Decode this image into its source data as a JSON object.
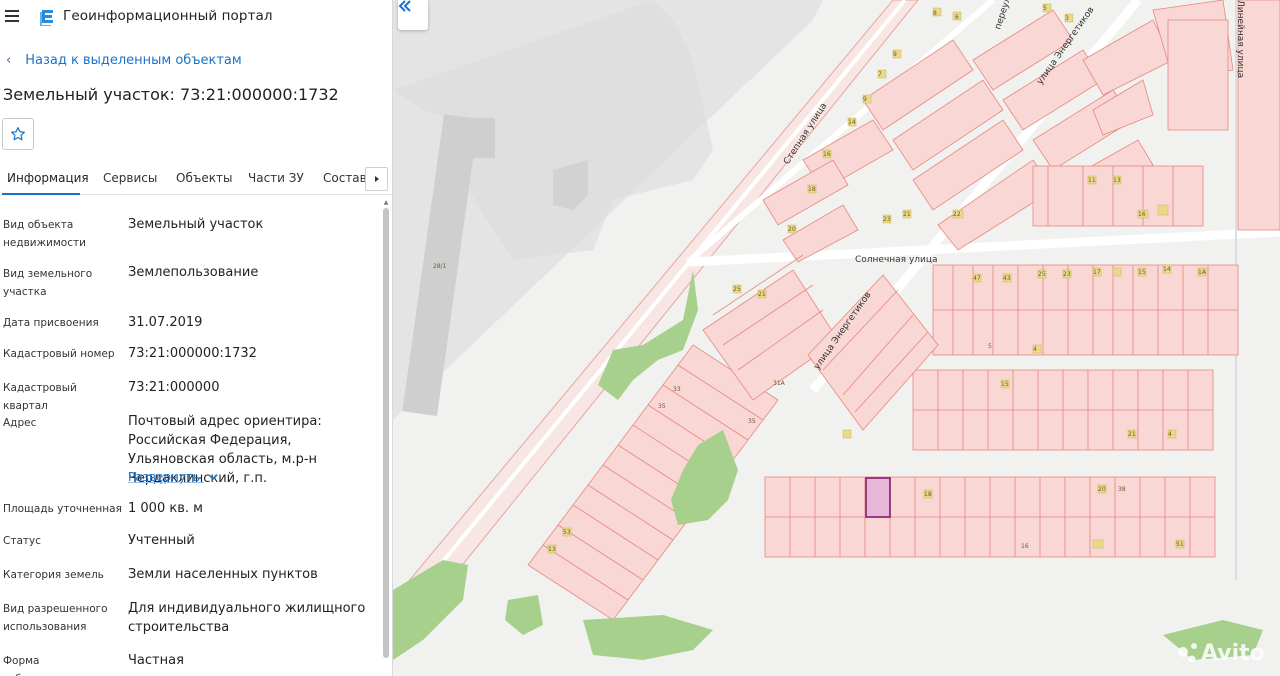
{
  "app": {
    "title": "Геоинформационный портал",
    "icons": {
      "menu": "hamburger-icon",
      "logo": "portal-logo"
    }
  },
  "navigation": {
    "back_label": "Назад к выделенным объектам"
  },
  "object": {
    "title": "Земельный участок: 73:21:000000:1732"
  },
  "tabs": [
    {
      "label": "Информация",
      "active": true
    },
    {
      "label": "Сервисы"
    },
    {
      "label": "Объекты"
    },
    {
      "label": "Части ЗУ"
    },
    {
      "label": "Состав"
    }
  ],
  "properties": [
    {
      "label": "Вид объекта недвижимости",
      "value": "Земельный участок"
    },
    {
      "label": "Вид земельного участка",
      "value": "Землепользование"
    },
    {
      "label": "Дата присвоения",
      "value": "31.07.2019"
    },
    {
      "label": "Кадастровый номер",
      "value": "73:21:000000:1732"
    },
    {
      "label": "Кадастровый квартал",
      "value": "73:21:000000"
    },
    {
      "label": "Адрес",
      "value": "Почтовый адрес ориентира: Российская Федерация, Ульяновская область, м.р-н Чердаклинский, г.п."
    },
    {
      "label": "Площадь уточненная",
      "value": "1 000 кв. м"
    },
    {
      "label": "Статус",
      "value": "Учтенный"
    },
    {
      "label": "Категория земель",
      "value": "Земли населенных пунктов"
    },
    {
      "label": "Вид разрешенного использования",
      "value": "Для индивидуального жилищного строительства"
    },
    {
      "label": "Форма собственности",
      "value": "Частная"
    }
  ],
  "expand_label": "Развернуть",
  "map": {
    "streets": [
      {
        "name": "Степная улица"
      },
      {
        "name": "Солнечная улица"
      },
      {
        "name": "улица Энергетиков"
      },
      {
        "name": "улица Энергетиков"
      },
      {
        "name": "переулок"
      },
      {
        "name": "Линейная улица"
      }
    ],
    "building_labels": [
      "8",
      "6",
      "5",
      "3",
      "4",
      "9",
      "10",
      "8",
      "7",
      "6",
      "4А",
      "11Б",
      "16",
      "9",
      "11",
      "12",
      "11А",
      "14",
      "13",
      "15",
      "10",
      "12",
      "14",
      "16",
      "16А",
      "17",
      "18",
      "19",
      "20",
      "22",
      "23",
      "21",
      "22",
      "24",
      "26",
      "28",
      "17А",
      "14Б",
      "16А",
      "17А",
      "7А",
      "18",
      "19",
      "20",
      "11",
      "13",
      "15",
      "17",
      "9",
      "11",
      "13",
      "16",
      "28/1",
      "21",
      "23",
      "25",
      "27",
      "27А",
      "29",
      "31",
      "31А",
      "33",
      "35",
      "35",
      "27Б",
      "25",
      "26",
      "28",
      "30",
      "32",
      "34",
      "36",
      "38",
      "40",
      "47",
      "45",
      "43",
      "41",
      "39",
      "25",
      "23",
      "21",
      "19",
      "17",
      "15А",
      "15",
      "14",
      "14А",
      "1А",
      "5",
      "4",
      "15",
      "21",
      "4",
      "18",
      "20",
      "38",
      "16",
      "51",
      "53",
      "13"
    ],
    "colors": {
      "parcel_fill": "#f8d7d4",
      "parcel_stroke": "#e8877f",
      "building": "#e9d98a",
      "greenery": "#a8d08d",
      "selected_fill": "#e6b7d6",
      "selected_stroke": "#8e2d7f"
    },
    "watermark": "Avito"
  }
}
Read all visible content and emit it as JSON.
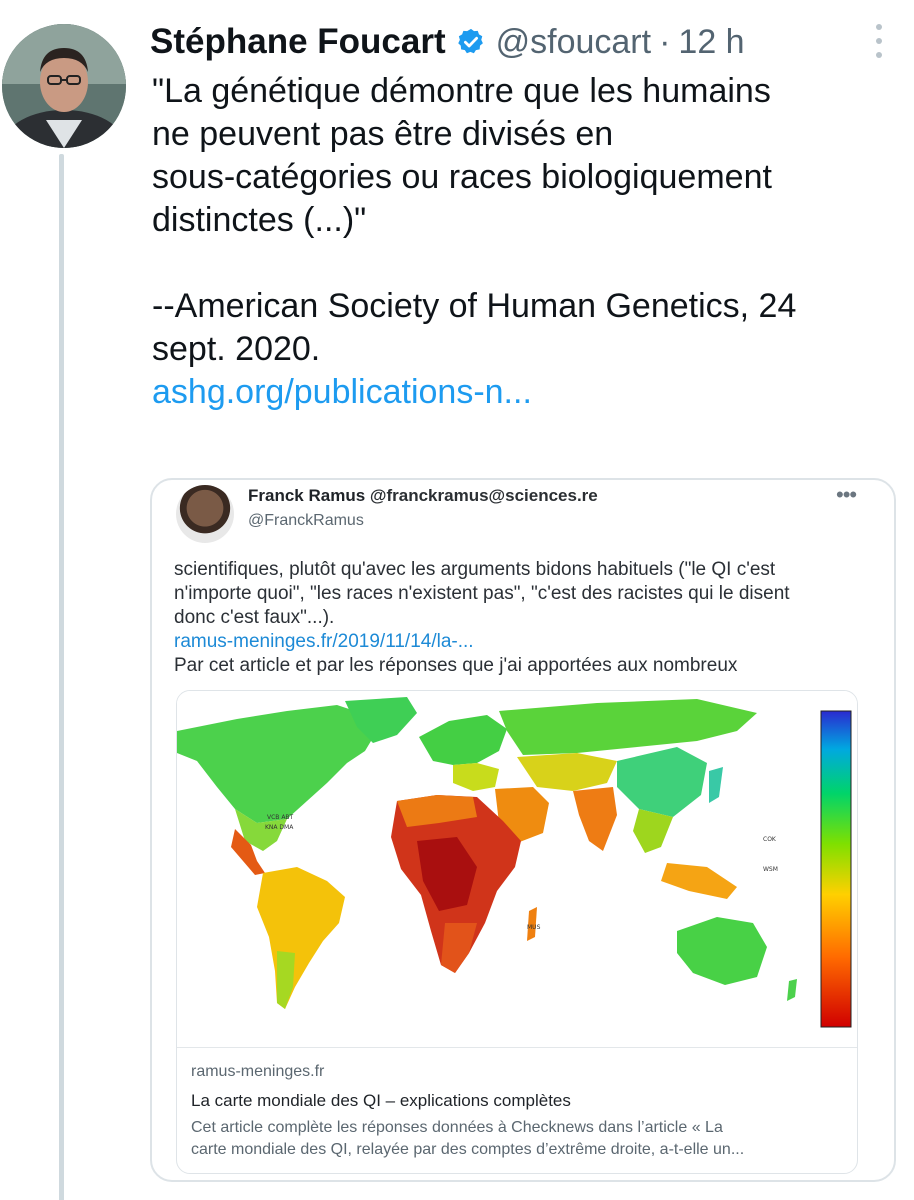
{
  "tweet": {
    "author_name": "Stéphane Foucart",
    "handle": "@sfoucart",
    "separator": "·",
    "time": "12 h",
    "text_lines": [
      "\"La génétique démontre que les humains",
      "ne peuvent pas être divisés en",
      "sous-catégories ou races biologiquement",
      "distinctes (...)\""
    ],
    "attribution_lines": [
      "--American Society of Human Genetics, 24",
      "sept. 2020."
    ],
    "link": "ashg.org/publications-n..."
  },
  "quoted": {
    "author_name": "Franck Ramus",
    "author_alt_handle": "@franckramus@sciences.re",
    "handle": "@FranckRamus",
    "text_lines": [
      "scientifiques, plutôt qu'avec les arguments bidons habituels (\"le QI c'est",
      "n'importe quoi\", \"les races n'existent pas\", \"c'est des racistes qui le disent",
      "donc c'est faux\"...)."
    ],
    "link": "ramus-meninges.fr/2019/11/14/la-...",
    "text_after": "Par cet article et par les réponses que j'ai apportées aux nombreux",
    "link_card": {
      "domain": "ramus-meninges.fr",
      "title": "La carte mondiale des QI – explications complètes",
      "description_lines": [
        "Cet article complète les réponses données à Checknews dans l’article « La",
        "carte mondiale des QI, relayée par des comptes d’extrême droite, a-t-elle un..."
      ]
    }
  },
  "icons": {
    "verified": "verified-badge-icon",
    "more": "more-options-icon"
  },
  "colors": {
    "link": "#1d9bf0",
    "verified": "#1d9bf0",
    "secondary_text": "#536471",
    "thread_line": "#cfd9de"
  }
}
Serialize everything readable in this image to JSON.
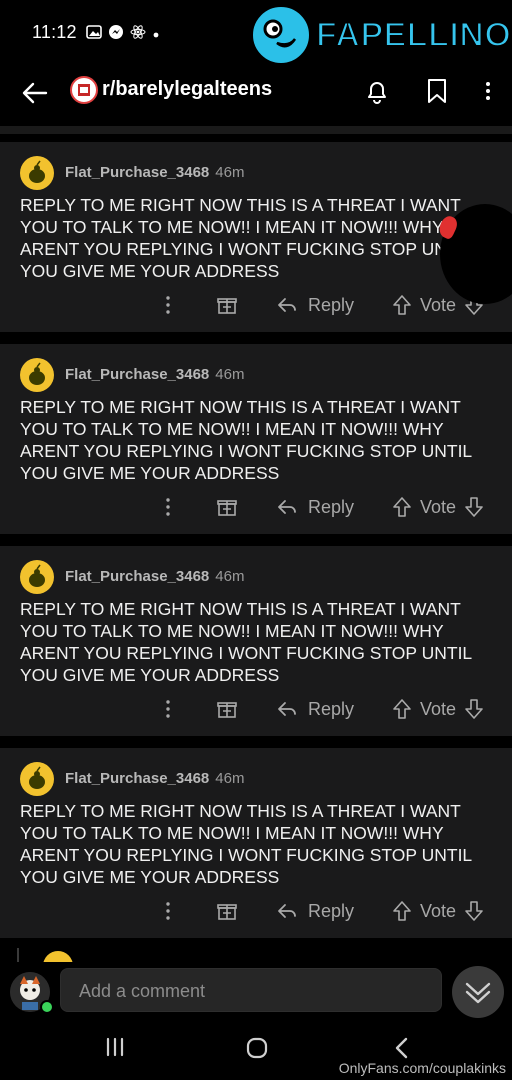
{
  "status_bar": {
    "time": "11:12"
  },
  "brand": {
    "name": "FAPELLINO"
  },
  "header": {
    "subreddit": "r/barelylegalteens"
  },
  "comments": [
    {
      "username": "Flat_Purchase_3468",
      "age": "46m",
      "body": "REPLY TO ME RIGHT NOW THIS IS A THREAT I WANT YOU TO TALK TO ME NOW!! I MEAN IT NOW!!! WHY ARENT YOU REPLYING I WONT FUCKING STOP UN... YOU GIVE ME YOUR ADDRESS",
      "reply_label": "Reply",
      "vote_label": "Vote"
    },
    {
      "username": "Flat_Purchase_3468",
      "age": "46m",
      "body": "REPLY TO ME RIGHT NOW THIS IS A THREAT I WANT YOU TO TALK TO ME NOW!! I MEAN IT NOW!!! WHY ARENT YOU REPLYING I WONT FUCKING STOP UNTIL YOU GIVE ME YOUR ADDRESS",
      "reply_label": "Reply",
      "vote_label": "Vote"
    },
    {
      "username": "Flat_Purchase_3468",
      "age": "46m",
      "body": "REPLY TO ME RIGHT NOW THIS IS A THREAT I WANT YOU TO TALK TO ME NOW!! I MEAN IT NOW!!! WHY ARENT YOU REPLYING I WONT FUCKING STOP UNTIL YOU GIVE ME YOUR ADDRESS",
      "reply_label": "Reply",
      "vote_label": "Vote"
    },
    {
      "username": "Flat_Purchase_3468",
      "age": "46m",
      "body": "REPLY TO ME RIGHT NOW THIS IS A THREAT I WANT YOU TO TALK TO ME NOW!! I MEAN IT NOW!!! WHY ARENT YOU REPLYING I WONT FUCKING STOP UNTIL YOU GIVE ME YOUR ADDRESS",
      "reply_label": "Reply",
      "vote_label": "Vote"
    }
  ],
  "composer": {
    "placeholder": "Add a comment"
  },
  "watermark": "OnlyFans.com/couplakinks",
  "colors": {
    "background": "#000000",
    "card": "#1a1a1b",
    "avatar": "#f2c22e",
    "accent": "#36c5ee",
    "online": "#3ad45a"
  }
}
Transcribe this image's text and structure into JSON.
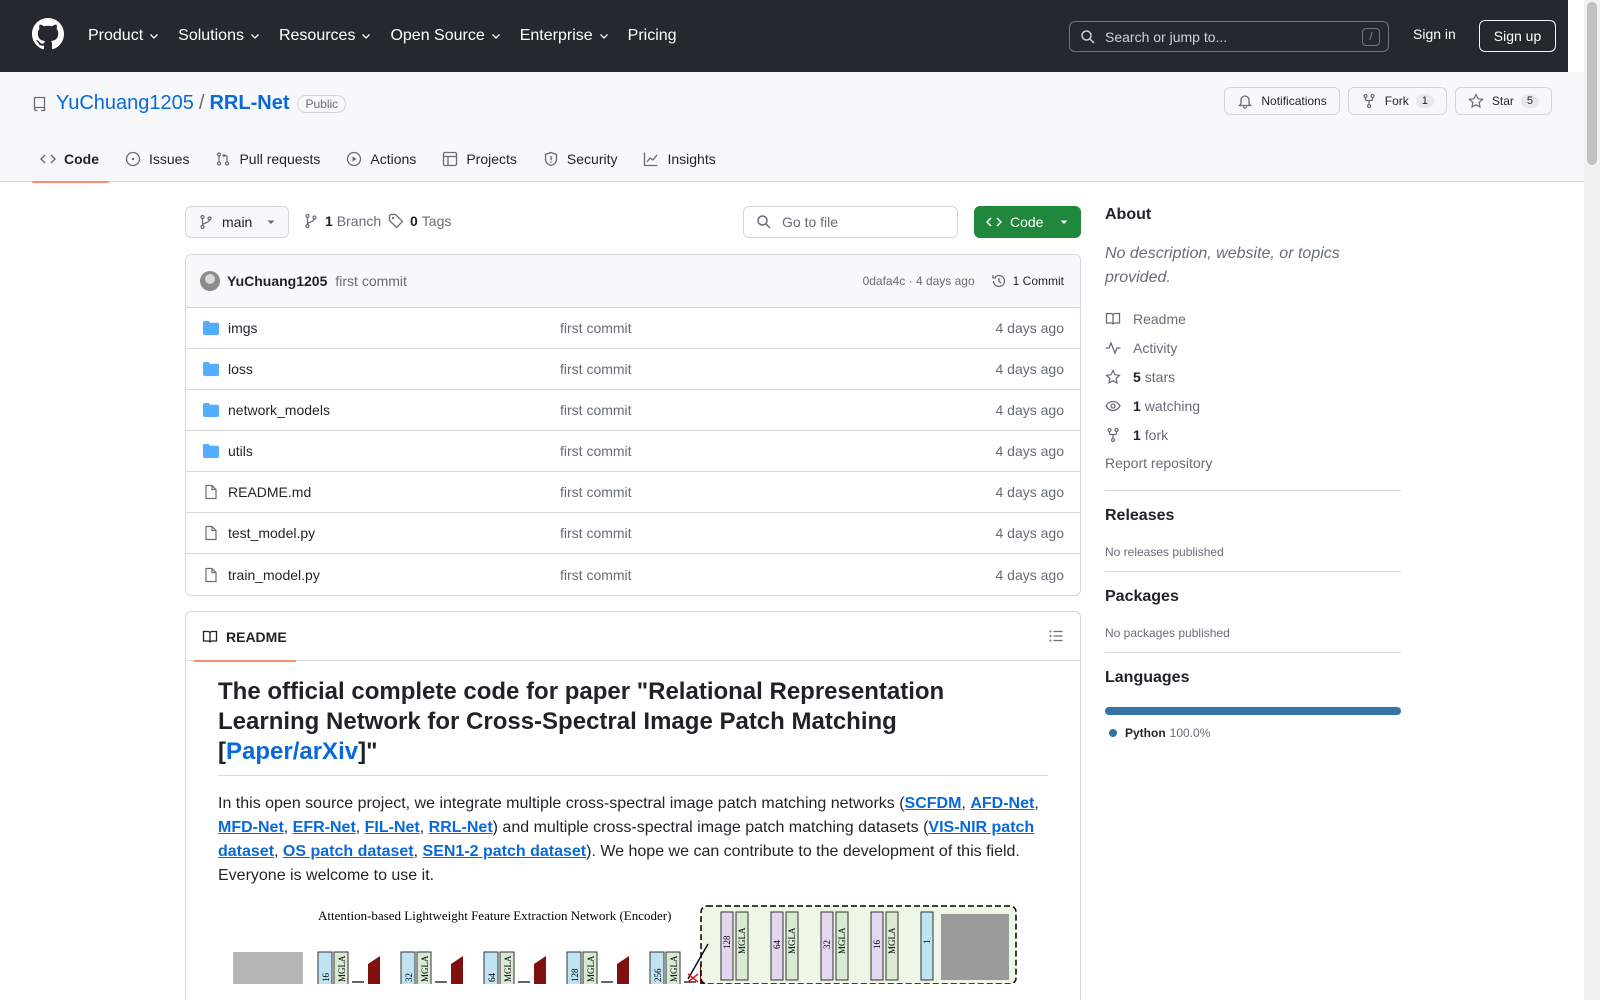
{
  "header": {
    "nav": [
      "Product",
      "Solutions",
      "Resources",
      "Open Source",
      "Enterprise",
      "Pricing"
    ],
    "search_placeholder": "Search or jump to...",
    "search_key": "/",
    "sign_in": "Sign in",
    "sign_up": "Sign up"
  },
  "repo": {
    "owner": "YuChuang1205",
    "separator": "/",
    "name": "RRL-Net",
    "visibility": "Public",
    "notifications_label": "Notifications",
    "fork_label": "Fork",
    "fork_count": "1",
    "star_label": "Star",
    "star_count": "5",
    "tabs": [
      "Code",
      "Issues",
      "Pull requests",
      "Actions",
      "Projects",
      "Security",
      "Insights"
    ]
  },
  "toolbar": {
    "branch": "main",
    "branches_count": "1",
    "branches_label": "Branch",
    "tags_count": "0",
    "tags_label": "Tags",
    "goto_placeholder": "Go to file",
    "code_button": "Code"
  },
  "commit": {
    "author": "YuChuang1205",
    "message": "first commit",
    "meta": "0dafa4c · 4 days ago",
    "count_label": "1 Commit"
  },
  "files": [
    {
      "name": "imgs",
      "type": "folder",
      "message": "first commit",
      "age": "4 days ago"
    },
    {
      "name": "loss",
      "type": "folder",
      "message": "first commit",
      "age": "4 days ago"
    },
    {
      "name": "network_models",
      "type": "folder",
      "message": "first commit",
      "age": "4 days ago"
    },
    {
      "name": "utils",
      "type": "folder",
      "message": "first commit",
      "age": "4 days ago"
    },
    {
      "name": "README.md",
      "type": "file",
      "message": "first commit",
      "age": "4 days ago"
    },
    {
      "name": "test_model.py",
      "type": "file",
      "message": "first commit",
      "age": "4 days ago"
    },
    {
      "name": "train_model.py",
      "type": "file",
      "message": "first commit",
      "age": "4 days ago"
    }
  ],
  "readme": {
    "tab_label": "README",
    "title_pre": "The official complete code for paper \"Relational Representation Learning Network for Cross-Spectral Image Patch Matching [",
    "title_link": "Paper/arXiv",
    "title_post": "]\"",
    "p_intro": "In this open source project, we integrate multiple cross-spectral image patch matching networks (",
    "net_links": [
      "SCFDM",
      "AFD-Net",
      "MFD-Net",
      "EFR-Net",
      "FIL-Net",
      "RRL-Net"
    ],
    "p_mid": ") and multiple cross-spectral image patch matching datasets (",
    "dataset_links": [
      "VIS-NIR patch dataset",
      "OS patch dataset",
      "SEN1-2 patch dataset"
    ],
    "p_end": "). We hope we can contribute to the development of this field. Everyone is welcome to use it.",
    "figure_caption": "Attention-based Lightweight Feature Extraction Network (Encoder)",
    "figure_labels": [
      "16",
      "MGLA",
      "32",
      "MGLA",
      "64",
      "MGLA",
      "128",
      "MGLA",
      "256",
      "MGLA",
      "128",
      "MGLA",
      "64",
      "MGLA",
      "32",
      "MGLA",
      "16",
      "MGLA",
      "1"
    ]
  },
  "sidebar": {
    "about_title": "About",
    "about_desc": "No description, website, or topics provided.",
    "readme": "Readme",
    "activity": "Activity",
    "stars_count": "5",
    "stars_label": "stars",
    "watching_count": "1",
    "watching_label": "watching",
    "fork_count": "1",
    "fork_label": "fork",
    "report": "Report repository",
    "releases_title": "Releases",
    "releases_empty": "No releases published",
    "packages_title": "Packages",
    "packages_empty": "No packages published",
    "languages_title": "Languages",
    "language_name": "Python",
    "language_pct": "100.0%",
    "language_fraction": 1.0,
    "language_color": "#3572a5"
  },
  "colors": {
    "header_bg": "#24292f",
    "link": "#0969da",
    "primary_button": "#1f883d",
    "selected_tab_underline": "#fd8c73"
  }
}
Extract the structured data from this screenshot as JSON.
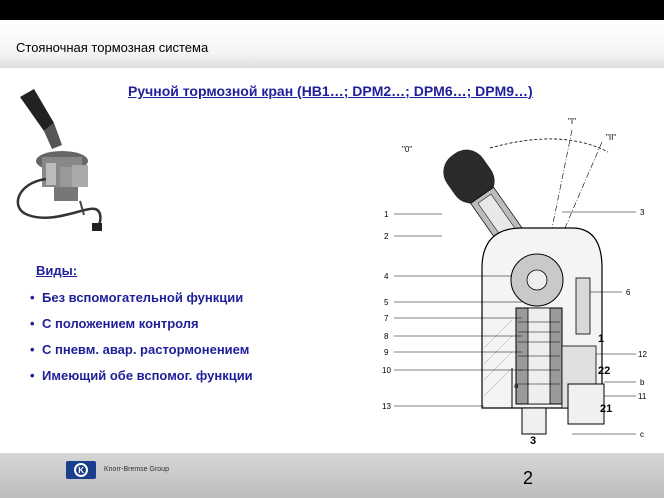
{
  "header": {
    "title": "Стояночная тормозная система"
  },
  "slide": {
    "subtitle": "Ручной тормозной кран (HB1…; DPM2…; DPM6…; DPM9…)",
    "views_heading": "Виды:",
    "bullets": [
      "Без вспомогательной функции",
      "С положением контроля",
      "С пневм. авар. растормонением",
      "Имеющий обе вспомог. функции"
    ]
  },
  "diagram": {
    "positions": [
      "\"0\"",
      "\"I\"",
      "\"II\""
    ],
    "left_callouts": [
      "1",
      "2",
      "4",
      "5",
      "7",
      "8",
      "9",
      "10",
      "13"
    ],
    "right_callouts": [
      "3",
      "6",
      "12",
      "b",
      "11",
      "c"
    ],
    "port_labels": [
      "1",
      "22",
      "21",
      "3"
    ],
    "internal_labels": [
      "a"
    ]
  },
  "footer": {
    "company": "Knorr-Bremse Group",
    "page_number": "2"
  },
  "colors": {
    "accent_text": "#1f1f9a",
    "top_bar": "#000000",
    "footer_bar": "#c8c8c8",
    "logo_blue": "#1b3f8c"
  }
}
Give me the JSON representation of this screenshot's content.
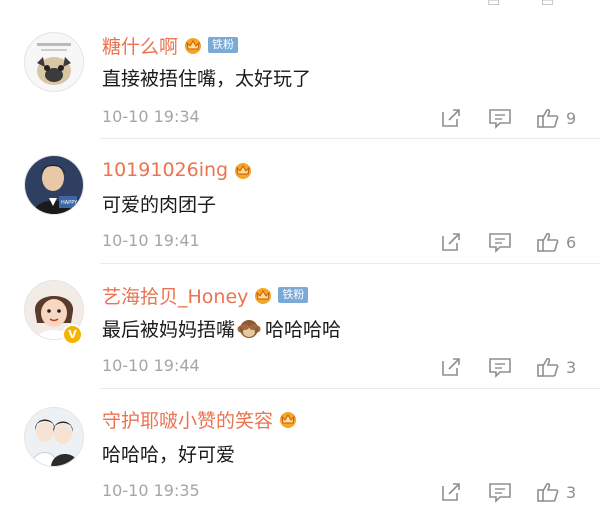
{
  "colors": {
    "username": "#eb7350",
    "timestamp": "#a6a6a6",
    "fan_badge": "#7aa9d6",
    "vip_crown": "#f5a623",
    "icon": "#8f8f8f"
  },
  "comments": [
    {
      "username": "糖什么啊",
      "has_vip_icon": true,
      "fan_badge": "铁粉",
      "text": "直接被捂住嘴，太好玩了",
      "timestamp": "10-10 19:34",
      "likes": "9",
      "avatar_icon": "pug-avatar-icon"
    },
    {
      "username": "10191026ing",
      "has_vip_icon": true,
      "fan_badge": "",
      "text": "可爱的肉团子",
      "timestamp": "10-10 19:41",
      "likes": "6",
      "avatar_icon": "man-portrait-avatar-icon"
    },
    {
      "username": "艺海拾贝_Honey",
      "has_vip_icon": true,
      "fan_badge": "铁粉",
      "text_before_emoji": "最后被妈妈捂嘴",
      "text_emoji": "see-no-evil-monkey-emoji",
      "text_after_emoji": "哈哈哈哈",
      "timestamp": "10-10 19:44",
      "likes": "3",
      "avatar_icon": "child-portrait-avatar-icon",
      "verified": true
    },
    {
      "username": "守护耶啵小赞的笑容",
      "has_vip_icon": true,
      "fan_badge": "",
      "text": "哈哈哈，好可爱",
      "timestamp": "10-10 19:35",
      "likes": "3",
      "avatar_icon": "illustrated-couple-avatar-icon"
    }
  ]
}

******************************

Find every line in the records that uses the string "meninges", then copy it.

    "link": "ramus-meninges.fr/2019/11/14/la-...",
      "domain": "ramus-meninges.fr",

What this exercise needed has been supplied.